Your copy should match the entries below exactly, apart from the images.

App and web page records
=== Begin Enclosure ===

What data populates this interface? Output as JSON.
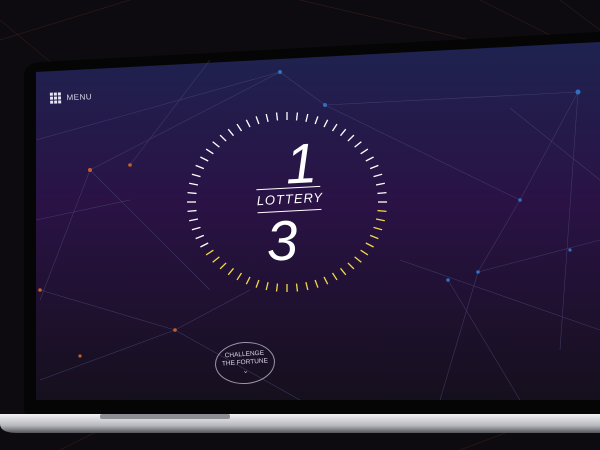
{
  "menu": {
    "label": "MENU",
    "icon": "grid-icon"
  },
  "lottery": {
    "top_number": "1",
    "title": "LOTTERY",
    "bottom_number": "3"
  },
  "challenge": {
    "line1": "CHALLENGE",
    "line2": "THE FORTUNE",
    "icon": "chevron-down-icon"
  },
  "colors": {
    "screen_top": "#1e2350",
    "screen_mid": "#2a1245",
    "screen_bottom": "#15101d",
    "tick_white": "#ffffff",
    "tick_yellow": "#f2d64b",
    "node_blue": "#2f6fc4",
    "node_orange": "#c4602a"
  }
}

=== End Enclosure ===

• YOUR RESPONSE
What data populates this interface? Output as JSON.
{
  "menu": {
    "label": "MENU",
    "icon": "grid-icon"
  },
  "lottery": {
    "top_number": "1",
    "title": "LOTTERY",
    "bottom_number": "3"
  },
  "challenge": {
    "line1": "CHALLENGE",
    "line2": "THE FORTUNE",
    "icon": "chevron-down-icon"
  },
  "colors": {
    "screen_top": "#1e2350",
    "screen_mid": "#2a1245",
    "screen_bottom": "#15101d",
    "tick_white": "#ffffff",
    "tick_yellow": "#f2d64b",
    "node_blue": "#2f6fc4",
    "node_orange": "#c4602a"
  }
}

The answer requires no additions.